‘Thousands of people just won’t be able to afford these classes.

‘The government says they want the employers to pay.

‘How do they expect that, when these workers are not even being paid a minimum wage and are being charged £60 for a P45!

‘The government wants inclusion. We’re working as hard as we can to get inclusion by recruiting these people to our unions and by teaching them their rights and teaching them English.

‘Now the one essential thing that enabled us to do that is being taken away and we don’t have the funds.’

Barry Lovejoy, a UCU official, said: ‘ESOL classes are universally free up to level 2.

‘The government are intending from September this year to restrict this to only those people who are receiving benefits or council tax credits and also excluding asylum seekers.

‘What will happen is they will then have to pay from September a third of the cost of courses and then in the following years up to 50 per cent of courses.

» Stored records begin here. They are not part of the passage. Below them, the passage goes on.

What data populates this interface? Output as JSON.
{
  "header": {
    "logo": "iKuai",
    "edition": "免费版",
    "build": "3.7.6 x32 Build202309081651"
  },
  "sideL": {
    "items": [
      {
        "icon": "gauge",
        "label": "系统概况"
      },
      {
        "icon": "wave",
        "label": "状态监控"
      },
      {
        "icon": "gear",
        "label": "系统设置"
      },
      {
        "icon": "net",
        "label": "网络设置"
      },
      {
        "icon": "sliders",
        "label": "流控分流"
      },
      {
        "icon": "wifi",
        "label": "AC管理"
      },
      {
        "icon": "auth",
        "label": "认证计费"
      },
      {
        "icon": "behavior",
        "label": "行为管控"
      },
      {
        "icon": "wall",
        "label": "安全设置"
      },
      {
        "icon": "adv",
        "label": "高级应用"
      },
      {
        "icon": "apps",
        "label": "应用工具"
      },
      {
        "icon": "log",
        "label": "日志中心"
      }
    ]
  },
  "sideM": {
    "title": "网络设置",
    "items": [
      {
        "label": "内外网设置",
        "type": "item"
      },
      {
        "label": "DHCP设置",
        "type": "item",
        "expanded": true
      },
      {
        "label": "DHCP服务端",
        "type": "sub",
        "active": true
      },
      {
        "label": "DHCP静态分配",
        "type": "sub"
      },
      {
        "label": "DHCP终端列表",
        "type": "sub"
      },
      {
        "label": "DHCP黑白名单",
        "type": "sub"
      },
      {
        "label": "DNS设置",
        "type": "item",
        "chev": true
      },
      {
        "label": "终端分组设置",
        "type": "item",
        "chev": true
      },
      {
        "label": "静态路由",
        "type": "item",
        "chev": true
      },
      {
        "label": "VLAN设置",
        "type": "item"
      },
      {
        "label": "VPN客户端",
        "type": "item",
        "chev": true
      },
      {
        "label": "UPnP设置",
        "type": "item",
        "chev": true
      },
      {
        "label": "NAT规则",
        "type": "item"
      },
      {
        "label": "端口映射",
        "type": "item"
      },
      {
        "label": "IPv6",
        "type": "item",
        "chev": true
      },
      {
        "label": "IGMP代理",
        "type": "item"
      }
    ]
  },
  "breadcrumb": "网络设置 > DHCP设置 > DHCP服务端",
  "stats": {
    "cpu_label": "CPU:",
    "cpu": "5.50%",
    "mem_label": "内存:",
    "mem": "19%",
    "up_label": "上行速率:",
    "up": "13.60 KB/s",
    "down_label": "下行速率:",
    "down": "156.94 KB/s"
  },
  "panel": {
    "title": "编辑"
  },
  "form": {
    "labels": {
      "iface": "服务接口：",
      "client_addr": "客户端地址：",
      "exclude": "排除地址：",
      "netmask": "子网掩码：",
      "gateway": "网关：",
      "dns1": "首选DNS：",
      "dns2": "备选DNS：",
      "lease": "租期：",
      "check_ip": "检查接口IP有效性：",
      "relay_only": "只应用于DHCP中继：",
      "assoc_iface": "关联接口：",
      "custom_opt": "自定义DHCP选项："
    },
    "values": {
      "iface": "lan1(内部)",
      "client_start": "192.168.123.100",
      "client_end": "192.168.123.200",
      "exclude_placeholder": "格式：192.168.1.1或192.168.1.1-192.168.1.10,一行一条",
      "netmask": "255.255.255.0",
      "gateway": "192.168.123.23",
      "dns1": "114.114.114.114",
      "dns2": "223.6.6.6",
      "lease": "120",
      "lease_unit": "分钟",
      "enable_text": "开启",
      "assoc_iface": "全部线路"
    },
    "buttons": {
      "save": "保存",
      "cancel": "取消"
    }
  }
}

‘They are making the assumption that employers should pay more, but yet they have done nothing to make that happen and we think this could be seen as encouraging racism, rather than combating it.’

Roberto Foth, a UCU member at Tower Hamlets college, said: ‘We want to keep universal free entitlement to English classes for our students because we know once that goes, we’ll probably lose a lot of our students – and a lot of our most vulnerable students at that.

‘We are here to overturn what has been proposed by the government, and a whole coachload of students from our college alone are taking part, as well as ESOL students from Sheffield, Birmingham and other parts of the country.

‘It is quite unprecedented to have such a huge student turnout as well.’

UCU member Jackie Mahoney said: ‘We’re from the Workers Education Association (WEA) and we’re the largest provider of ESOL throughout the country.

‘The effect of these changes will be detrimental to the integration of foreign language speakers as they try to live and work in the UK.

‘We think there should always be some free provision for people wishing to learn English and that right should be protected.’

Masud, an ESOL student at Acton College, said: ‘We have come to visit parliament. We want to keep studying English.

‘We think these changes are very unfair.

‘A lot of people will be forced to stop their courses because they can’t afford it.

‘We are really worried. We can’t pay. It’s too much.’

Neza Kudura, from City College, Coventry, said: ‘I need the English course. It must be free.

‘Many of us will have to leave college if the government introduces these charges.

‘We are very angry. We don’t have the money to pay.’

Hanif Rezaie said: ‘We are very upset about this.

‘Most of the guys don’t know what to do in the future.

‘If we are not allowed to work or to study, what is going to happen to us? Our future will not be good.’

Liz Cotterill, a UCU member at City College, said: ‘We just feel the charges are unfair and will exclude students. These measures are against human rights.’

She added: ‘We’ve been told that the immigration appeals for leave to stay in Britain take less than two months, therefore those people won’t need ESOL.

‘But in practice that is not the case.

‘It is also against the government’s own policy.

‘For refugees and immigrant workers to integrate they need language skills. But these charges deny them the very courses they need to do this. It’s Catch 22.’

John Homer and Abdulla Sodiq, also teachers at City College, said: ‘Before people get permission for leave to remain, they’re supposed to pass a test in English. But they won’t get these English classes unless these funding cuts are withdrawn.’